** Opening RECORD EXTRACTS block **

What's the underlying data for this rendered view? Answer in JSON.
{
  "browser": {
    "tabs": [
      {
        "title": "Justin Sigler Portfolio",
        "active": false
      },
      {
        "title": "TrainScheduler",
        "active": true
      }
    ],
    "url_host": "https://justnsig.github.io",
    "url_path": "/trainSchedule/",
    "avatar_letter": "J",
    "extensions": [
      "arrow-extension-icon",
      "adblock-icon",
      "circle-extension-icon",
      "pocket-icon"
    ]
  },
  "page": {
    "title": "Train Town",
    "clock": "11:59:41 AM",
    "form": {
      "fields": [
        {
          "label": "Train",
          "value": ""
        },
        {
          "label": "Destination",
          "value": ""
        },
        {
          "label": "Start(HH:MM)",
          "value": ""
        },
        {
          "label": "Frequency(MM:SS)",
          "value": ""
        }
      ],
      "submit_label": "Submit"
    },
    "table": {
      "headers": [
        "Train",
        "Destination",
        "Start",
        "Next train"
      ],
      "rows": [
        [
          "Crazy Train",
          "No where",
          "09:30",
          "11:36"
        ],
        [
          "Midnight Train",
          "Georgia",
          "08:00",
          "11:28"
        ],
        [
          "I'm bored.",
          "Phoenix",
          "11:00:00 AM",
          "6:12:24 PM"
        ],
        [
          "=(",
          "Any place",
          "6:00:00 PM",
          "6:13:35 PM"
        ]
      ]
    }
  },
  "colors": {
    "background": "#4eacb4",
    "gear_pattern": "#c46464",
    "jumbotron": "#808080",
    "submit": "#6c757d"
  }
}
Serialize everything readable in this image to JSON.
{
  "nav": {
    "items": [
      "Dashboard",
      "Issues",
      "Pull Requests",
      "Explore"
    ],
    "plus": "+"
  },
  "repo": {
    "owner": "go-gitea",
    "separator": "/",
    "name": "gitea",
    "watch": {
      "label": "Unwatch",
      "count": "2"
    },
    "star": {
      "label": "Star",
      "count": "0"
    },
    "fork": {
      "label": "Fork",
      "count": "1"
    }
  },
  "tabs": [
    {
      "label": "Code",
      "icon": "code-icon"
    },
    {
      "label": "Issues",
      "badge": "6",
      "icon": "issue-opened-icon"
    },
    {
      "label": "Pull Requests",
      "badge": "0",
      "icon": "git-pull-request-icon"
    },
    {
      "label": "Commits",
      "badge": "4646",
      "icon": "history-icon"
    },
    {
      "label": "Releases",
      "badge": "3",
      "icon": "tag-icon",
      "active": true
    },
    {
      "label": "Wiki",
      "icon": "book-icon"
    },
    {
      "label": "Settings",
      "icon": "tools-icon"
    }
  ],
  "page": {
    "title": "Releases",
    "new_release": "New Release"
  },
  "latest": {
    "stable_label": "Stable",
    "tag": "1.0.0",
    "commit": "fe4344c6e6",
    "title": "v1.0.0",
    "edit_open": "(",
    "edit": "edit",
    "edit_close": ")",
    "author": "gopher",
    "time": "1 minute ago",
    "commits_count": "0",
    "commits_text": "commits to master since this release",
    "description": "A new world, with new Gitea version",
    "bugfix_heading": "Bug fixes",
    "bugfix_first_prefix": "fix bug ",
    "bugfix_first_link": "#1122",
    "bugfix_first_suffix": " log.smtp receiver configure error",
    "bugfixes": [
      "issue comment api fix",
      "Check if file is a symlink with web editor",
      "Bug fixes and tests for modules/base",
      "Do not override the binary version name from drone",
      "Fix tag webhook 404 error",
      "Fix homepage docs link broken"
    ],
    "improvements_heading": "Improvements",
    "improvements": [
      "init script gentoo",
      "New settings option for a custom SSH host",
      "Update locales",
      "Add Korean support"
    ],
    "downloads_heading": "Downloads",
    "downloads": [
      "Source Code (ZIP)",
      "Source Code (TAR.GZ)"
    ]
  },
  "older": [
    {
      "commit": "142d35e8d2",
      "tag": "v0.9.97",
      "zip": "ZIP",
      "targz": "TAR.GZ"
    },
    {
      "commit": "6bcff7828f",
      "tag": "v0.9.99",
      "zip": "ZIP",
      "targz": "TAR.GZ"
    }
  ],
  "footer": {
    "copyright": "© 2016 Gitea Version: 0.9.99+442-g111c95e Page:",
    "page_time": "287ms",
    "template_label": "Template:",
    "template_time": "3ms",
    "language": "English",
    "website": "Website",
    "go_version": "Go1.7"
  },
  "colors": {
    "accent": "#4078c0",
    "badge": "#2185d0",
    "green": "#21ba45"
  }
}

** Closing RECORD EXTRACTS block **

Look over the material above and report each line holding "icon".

* _TASK RESULT_:
      "arrow-extension-icon",
      "adblock-icon",
      "circle-extension-icon",
      "pocket-icon"
      "icon": "code-icon"
      "icon": "issue-opened-icon"
      "icon": "git-pull-request-icon"
      "icon": "history-icon"
      "icon": "tag-icon",
      "icon": "book-icon"
      "icon": "tools-icon"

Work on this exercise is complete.